“The Biden visit met our expectations in that it confirmed the opportunity for us to be true partners with the U.S. is real — not just rhetoric,” said the Business Council of Canada’s Goldy Hyder, a CEO who has the ear of legislators in both capitals.
“All eyes now turn to the budget to see if we’ll seize it,“ he said. “We have what they need, now we have to deliver the goods.“
Picking a line of attack
Conservatives face a choice to attack Trudeau on economics or China.
Freeland has promised restraint, but her fiscal projections won’t impress Conservatives. The party’s leader, Poilievre, sailed through a leadership race last year on the strength of a stump speech aimed at Canadians struggling with the cost of living.
Poilievre has complained that Liberal spending has only driven up inflation, and a carbon tax that came into effect in 2019 has hurt taxpayers. When he addressed that national conference of conservatives last week, Poilievre’s message sounded like a stump speech designed to appeal to all Canadians.
“We’re going to bring home a Canada that works for the people who work,” he said. “We’re going to bring home lower prices by getting rid of the inflationary deficits and taxes that have caused it in the first place.”
But in recent weeks, Poilievre has also used the daily question period in the House of Commons to pelt the government with questions about Chinese interference — sometimes more than 20 in a day, virtually every slot allotted to the Conservatives.
On the same day Biden arrived in town, 16 Conservative MPs asked the prime minister a combined 24 times to tell the House when he first learned of the allegations facing Dong, and what he did next.
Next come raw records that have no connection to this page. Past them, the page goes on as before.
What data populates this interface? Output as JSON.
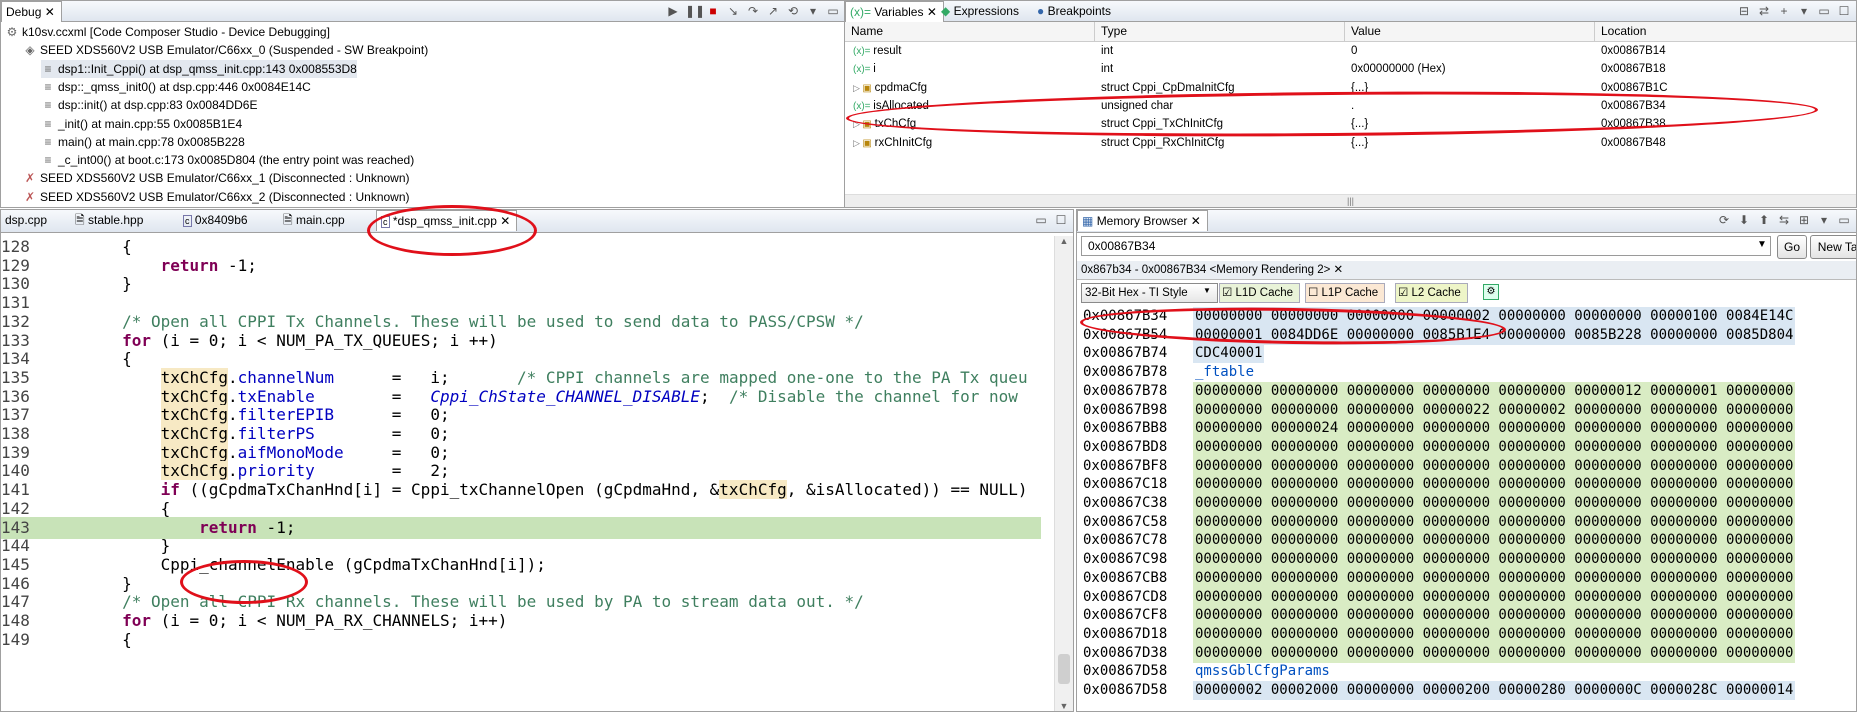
{
  "debug": {
    "tab_label": "Debug",
    "items": [
      {
        "text": "k10sv.ccxml [Code Composer Studio - Device Debugging]"
      },
      {
        "text": "SEED XDS560V2 USB Emulator/C66xx_0 (Suspended - SW Breakpoint)"
      },
      {
        "text": "dsp1::Init_Cppi() at dsp_qmss_init.cpp:143 0x008553D8"
      },
      {
        "text": "dsp::_qmss_init0() at dsp.cpp:446 0x0084E14C"
      },
      {
        "text": "dsp::init() at dsp.cpp:83 0x0084DD6E"
      },
      {
        "text": "_init() at main.cpp:55 0x0085B1E4"
      },
      {
        "text": "main() at main.cpp:78 0x0085B228"
      },
      {
        "text": "_c_int00() at boot.c:173 0x0085D804  (the entry point was reached)"
      },
      {
        "text": "SEED XDS560V2 USB Emulator/C66xx_1 (Disconnected : Unknown)"
      },
      {
        "text": "SEED XDS560V2 USB Emulator/C66xx_2 (Disconnected : Unknown)"
      }
    ]
  },
  "variables": {
    "tabs": [
      "Variables",
      "Expressions",
      "Breakpoints"
    ],
    "columns": [
      "Name",
      "Type",
      "Value",
      "Location"
    ],
    "rows": [
      {
        "name": "result",
        "type": "int",
        "value": "0",
        "location": "0x00867B14"
      },
      {
        "name": "i",
        "type": "int",
        "value": "0x00000000 (Hex)",
        "location": "0x00867B18"
      },
      {
        "name": "cpdmaCfg",
        "type": "struct Cppi_CpDmaInitCfg",
        "value": "{...}",
        "location": "0x00867B1C"
      },
      {
        "name": "isAllocated",
        "type": "unsigned char",
        "value": ".",
        "location": "0x00867B34"
      },
      {
        "name": "txChCfg",
        "type": "struct Cppi_TxChInitCfg",
        "value": "{...}",
        "location": "0x00867B38"
      },
      {
        "name": "rxChInitCfg",
        "type": "struct Cppi_RxChInitCfg",
        "value": "{...}",
        "location": "0x00867B48"
      }
    ]
  },
  "editor": {
    "tabs": [
      "dsp.cpp",
      "stable.hpp",
      "0x8409b6",
      "main.cpp",
      "*dsp_qmss_init.cpp"
    ],
    "lines": [
      {
        "n": "128",
        "t": "        {"
      },
      {
        "n": "129",
        "t": "            return -1;"
      },
      {
        "n": "130",
        "t": "        }"
      },
      {
        "n": "131",
        "t": ""
      },
      {
        "n": "132",
        "t": "        /* Open all CPPI Tx Channels. These will be used to send data to PASS/CPSW */"
      },
      {
        "n": "133",
        "t": "        for (i = 0; i < NUM_PA_TX_QUEUES; i ++)"
      },
      {
        "n": "134",
        "t": "        {"
      },
      {
        "n": "135",
        "t": "            txChCfg.channelNum      =   i;       /* CPPI channels are mapped one-one to the PA Tx queu"
      },
      {
        "n": "136",
        "t": "            txChCfg.txEnable        =   Cppi_ChState_CHANNEL_DISABLE;  /* Disable the channel for now"
      },
      {
        "n": "137",
        "t": "            txChCfg.filterEPIB      =   0;"
      },
      {
        "n": "138",
        "t": "            txChCfg.filterPS        =   0;"
      },
      {
        "n": "139",
        "t": "            txChCfg.aifMonoMode     =   0;"
      },
      {
        "n": "140",
        "t": "            txChCfg.priority        =   2;"
      },
      {
        "n": "141",
        "t": "            if ((gCpdmaTxChanHnd[i] = Cppi_txChannelOpen (gCpdmaHnd, &txChCfg, &isAllocated)) == NULL)"
      },
      {
        "n": "142",
        "t": "            {"
      },
      {
        "n": "143",
        "t": "                return -1;"
      },
      {
        "n": "144",
        "t": "            }"
      },
      {
        "n": "145",
        "t": "            Cppi_channelEnable (gCpdmaTxChanHnd[i]);"
      },
      {
        "n": "146",
        "t": "        }"
      },
      {
        "n": "147",
        "t": "        /* Open all CPPI Rx channels. These will be used by PA to stream data out. */"
      },
      {
        "n": "148",
        "t": "        for (i = 0; i < NUM_PA_RX_CHANNELS; i++)"
      },
      {
        "n": "149",
        "t": "        {"
      }
    ]
  },
  "memory": {
    "tab_label": "Memory Browser",
    "address_input": "0x00867B34",
    "go_label": "Go",
    "newtab_label": "New Tab",
    "rendering_tab": "0x867b34 - 0x00867B34 <Memory Rendering 2>",
    "format_select": "32-Bit Hex - TI Style",
    "cache_l1d": "L1D Cache",
    "cache_l1p": "L1P Cache",
    "cache_l2": "L2 Cache",
    "rows": [
      {
        "addr": "0x00867B34",
        "data": "00000000 00000000 00000000 00000002 00000000 00000000 00000100 0084E14C",
        "bg": "blue"
      },
      {
        "addr": "0x00867B54",
        "data": "00000001 0084DD6E 00000000 0085B1E4 00000000 0085B228 00000000 0085D804",
        "bg": "blue"
      },
      {
        "addr": "0x00867B74",
        "data": "CDC40001",
        "bg": "blue"
      },
      {
        "addr": "0x00867B78",
        "data": "_ftable",
        "bg": "label"
      },
      {
        "addr": "0x00867B78",
        "data": "00000000 00000000 00000000 00000000 00000000 00000012 00000001 00000000",
        "bg": "green"
      },
      {
        "addr": "0x00867B98",
        "data": "00000000 00000000 00000000 00000022 00000002 00000000 00000000 00000000",
        "bg": "green"
      },
      {
        "addr": "0x00867BB8",
        "data": "00000000 00000024 00000000 00000000 00000000 00000000 00000000 00000000",
        "bg": "green"
      },
      {
        "addr": "0x00867BD8",
        "data": "00000000 00000000 00000000 00000000 00000000 00000000 00000000 00000000",
        "bg": "green"
      },
      {
        "addr": "0x00867BF8",
        "data": "00000000 00000000 00000000 00000000 00000000 00000000 00000000 00000000",
        "bg": "green"
      },
      {
        "addr": "0x00867C18",
        "data": "00000000 00000000 00000000 00000000 00000000 00000000 00000000 00000000",
        "bg": "green"
      },
      {
        "addr": "0x00867C38",
        "data": "00000000 00000000 00000000 00000000 00000000 00000000 00000000 00000000",
        "bg": "green"
      },
      {
        "addr": "0x00867C58",
        "data": "00000000 00000000 00000000 00000000 00000000 00000000 00000000 00000000",
        "bg": "green"
      },
      {
        "addr": "0x00867C78",
        "data": "00000000 00000000 00000000 00000000 00000000 00000000 00000000 00000000",
        "bg": "green"
      },
      {
        "addr": "0x00867C98",
        "data": "00000000 00000000 00000000 00000000 00000000 00000000 00000000 00000000",
        "bg": "green"
      },
      {
        "addr": "0x00867CB8",
        "data": "00000000 00000000 00000000 00000000 00000000 00000000 00000000 00000000",
        "bg": "green"
      },
      {
        "addr": "0x00867CD8",
        "data": "00000000 00000000 00000000 00000000 00000000 00000000 00000000 00000000",
        "bg": "green"
      },
      {
        "addr": "0x00867CF8",
        "data": "00000000 00000000 00000000 00000000 00000000 00000000 00000000 00000000",
        "bg": "green"
      },
      {
        "addr": "0x00867D18",
        "data": "00000000 00000000 00000000 00000000 00000000 00000000 00000000 00000000",
        "bg": "green"
      },
      {
        "addr": "0x00867D38",
        "data": "00000000 00000000 00000000 00000000 00000000 00000000 00000000 00000000",
        "bg": "green"
      },
      {
        "addr": "0x00867D58",
        "data": "qmssGblCfgParams",
        "bg": "label"
      },
      {
        "addr": "0x00867D58",
        "data": "00000002 00002000 00000000 00000200 00000280 0000000C 0000028C 00000014",
        "bg": "blue"
      }
    ]
  },
  "colors": {
    "annotation": "#e0101a",
    "current_line": "#c8e3b8",
    "memory_changed": "#d9ecc4"
  }
}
Trudeau was not present in the House. It fell to Foreign Minister Mélanie Joly and Intergovernmental Affairs Minister Dominic LeBlanc to defend the government’s actions.
“Mr. Speaker, it feels like the noose is tightening and every day brings more information to light,” said Conservative MP Dominique Vien.
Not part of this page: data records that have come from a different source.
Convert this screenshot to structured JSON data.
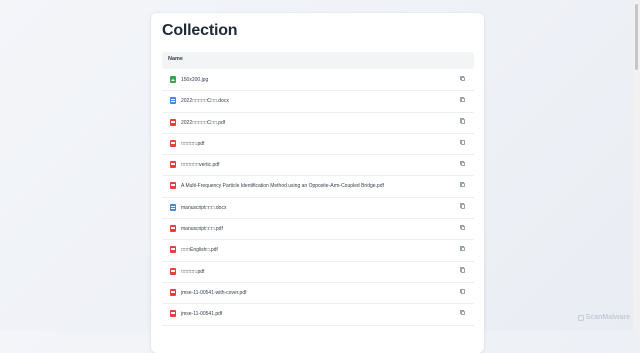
{
  "page": {
    "title": "Collection"
  },
  "table": {
    "column_name": "Name",
    "rows": [
      {
        "name": "150x200.jpg",
        "type": "image"
      },
      {
        "name": "2022□□□□□C□□.docx",
        "type": "docx"
      },
      {
        "name": "2022□□□□□C□□.pdf",
        "type": "pdf"
      },
      {
        "name": "□□□□□.pdf",
        "type": "pdf"
      },
      {
        "name": "□□□□□□vertic.pdf",
        "type": "pdf"
      },
      {
        "name": "A Multi-Frequency Particle Identification Method using an Opposite-Arm-Coupled Bridge.pdf",
        "type": "pdf"
      },
      {
        "name": "manuscript□□□.docx",
        "type": "docx"
      },
      {
        "name": "manuscript□□□.pdf",
        "type": "pdf"
      },
      {
        "name": "□□□English□.pdf",
        "type": "pdf"
      },
      {
        "name": "□□□□□.pdf",
        "type": "pdf"
      },
      {
        "name": "jmse-11-00541-with-cover.pdf",
        "type": "pdf"
      },
      {
        "name": "jmse-11-00541.pdf",
        "type": "pdf"
      }
    ]
  },
  "watermark": {
    "text": "ScanMalware"
  },
  "colors": {
    "image": "#36a852",
    "docx": "#3b8ce0",
    "pdf": "#e3413a"
  }
}
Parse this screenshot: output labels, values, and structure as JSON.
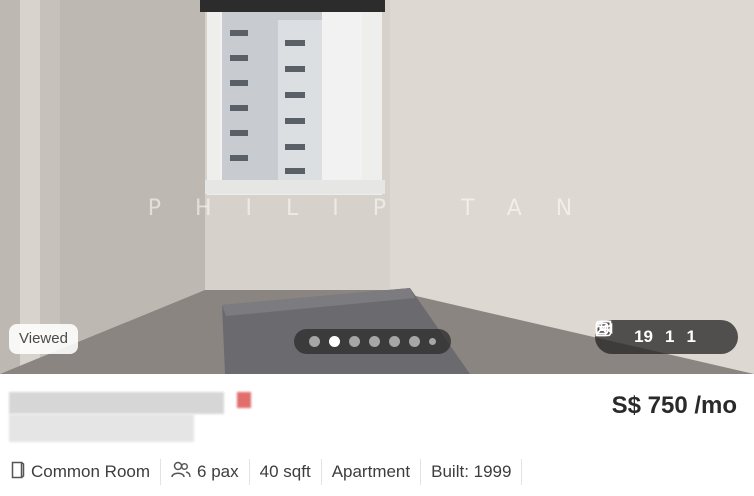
{
  "listing": {
    "photo": {
      "watermark": "PHILIP TAN",
      "viewed_badge": "Viewed",
      "carousel": {
        "dot_count": 7,
        "active_index": 1
      },
      "media_counts": {
        "photos": "19",
        "floorplans": "1",
        "videos": "1"
      }
    },
    "price": "S$ 750 /mo",
    "details": {
      "room_type": "Common Room",
      "occupancy": "6 pax",
      "size": "40 sqft",
      "property_type": "Apartment",
      "built": "Built: 1999"
    },
    "colors": {
      "accent_pixel": "#e26d6d",
      "overlay_dark": "#282828"
    },
    "icons": [
      "door-icon",
      "people-icon",
      "photo-icon",
      "floorplan-icon",
      "video-icon"
    ]
  }
}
The public view on interference
The polls aren’t looking good for Trudeau.
A Mainstreet Research survey that polled Canadians from March 8–10 found that two-thirds of respondents have paid attention to news stories about Chinese interference. A slim majority (53 percent) believe the Chinese government interfered in the 2019 and 2021 elections.
Nearly three-quarters (72 percent) support an independent public inquiry into the allegations. Only one-third said Trudeau’s decision to appoint a “special rapporteur“ to look into the allegations was a “satisfactory“ step.
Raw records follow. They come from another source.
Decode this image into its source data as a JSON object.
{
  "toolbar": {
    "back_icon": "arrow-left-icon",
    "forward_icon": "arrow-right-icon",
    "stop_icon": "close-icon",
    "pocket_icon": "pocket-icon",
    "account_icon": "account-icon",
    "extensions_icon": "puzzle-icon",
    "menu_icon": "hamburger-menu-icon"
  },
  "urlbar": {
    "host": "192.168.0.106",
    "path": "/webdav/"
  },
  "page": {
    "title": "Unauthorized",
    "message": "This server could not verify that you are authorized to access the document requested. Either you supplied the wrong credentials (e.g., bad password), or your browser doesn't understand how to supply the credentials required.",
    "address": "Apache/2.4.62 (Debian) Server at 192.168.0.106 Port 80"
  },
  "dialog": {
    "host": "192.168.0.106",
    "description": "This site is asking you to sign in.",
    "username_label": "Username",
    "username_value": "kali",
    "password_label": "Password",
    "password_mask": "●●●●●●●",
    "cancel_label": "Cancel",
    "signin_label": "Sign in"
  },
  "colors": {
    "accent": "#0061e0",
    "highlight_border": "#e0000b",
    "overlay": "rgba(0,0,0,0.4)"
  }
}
Another pollster, Léger, found nearly identical support for a public inquiry in a mid-March survey — including 71 percent of Liberal voters.
A third pollster, Abacus Data, learned that 25 percent of Conservative voters viewed Chinese interference as having changed the result of the 2021 election.
The House of Commons leaves March 31 for a two-week break. Liberals will parade their budget around the country, selling its component parts to target groups all over Canada.
Poilievre will leave Ottawa, too. If he spends more time talking about foreign interference than the economy, it’s because he sees that as the riper target.
Trudeau wants to be talking about anything else, and the Biden visit’s promise of strengthened cross-border supply chains is a boost for him. But as the hours since Biden left have shown, he is finding himself again on the political defensive.